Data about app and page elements

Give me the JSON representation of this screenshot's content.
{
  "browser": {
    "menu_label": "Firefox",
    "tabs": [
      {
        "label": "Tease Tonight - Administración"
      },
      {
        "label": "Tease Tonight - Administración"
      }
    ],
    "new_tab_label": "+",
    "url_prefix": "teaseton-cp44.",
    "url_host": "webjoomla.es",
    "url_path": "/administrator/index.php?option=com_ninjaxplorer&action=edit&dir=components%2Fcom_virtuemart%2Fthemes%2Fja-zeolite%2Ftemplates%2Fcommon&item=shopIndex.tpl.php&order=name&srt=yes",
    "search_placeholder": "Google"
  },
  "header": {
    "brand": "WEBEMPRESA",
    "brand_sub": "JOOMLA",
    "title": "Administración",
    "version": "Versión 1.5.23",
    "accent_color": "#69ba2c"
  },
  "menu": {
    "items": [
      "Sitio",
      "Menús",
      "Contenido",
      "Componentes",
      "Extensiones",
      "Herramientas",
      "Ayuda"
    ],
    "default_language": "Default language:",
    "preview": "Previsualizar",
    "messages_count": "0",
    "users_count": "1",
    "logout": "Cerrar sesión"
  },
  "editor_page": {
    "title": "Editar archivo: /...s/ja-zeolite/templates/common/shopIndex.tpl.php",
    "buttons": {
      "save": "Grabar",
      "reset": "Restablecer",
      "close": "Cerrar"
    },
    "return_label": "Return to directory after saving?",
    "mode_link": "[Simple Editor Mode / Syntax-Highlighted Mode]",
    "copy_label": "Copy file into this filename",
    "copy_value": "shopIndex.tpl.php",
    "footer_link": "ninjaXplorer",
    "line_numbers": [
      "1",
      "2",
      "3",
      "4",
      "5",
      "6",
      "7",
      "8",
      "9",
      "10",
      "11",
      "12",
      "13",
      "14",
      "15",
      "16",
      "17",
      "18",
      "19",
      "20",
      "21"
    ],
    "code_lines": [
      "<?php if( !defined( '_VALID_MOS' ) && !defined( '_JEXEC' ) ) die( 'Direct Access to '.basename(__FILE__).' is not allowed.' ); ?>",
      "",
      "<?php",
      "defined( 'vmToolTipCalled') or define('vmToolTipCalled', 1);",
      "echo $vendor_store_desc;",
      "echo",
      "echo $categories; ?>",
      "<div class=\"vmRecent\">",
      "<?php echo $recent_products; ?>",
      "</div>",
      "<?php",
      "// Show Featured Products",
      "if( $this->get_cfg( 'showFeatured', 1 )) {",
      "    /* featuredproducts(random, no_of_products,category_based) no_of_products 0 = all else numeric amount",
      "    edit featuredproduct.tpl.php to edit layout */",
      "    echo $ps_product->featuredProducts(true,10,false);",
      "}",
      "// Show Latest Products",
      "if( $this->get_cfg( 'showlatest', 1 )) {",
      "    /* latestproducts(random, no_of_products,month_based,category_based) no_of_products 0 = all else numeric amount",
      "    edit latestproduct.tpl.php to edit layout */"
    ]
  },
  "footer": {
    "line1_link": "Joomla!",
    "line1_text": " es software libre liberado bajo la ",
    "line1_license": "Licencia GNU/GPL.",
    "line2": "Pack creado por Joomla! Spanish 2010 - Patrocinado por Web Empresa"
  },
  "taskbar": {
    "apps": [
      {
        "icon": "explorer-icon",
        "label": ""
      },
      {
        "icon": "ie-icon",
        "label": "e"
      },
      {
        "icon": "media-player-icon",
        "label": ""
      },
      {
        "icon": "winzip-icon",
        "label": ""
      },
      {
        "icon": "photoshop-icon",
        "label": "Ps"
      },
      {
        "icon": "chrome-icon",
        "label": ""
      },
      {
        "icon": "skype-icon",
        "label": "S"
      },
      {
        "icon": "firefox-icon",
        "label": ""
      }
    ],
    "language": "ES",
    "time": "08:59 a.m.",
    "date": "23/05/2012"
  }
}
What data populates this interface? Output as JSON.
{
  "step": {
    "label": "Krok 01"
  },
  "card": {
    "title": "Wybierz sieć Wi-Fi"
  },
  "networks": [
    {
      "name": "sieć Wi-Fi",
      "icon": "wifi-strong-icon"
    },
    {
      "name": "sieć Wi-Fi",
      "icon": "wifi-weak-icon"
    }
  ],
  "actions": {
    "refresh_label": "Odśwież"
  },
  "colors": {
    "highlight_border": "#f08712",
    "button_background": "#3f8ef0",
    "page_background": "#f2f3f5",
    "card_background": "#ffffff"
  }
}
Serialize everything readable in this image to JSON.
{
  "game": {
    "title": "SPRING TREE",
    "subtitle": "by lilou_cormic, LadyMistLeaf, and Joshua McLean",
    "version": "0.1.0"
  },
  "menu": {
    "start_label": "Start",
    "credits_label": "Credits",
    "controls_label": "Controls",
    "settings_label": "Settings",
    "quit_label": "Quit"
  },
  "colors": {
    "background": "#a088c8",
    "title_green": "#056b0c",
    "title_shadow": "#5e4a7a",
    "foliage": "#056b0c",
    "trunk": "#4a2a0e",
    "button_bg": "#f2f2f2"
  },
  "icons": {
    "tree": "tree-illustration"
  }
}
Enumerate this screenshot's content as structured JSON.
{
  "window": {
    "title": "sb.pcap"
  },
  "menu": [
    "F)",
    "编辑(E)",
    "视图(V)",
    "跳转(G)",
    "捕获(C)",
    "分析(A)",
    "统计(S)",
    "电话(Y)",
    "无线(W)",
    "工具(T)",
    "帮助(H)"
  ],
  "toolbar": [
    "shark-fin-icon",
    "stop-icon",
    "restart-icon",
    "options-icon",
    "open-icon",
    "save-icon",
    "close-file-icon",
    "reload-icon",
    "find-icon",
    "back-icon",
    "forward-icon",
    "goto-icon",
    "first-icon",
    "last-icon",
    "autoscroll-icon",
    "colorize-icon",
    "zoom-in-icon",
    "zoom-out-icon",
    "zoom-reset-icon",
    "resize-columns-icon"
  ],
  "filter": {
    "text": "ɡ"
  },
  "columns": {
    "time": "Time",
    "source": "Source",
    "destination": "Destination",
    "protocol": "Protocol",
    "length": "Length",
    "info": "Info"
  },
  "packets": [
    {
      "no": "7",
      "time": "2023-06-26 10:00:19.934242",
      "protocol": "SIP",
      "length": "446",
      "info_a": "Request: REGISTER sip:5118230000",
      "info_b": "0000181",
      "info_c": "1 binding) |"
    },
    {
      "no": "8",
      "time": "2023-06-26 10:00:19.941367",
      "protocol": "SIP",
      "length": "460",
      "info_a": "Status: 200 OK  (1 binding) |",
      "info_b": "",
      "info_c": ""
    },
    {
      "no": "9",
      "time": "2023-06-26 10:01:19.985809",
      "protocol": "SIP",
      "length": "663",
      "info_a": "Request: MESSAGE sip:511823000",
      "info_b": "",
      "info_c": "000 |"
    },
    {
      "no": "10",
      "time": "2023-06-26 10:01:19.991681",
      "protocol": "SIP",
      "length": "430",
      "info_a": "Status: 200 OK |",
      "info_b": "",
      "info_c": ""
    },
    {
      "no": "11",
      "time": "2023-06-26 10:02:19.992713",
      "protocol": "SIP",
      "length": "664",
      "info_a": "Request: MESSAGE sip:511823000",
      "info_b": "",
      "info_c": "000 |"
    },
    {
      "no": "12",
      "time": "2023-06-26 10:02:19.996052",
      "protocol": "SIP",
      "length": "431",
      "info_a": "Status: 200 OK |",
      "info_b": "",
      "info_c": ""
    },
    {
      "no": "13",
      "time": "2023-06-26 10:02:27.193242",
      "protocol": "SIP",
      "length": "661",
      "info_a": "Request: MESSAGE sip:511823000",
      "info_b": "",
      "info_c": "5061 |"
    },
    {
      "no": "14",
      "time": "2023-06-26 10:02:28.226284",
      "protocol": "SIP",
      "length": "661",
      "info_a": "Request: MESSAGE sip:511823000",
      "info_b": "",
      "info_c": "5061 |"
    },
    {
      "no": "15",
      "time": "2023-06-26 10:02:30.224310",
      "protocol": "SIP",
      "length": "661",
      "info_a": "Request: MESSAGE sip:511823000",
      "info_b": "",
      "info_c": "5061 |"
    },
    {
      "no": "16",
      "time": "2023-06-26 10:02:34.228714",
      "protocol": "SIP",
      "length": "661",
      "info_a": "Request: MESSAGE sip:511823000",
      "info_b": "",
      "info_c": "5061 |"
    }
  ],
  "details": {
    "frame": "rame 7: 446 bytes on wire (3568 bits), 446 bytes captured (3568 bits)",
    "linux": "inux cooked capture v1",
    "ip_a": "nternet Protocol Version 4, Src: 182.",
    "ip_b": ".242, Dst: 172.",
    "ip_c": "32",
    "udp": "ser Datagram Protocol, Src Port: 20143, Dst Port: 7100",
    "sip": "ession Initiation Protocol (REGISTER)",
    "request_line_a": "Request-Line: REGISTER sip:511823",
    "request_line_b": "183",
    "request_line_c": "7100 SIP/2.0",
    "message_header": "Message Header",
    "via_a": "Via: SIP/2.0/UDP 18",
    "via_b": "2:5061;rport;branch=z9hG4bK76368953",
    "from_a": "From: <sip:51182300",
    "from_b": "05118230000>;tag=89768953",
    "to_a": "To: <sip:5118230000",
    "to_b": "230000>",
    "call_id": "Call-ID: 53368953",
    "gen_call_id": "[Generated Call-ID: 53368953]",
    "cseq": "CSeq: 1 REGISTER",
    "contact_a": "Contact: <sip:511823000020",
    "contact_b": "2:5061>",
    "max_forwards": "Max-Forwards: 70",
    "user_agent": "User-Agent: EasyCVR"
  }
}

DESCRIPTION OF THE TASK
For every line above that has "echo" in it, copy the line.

WRITTEN SOLUTION
      "echo $vendor_store_desc;",
      "echo",
      "echo $categories; ?>",
      "<?php echo $recent_products; ?>",
      "    echo $ps_product->featuredProducts(true,10,false);",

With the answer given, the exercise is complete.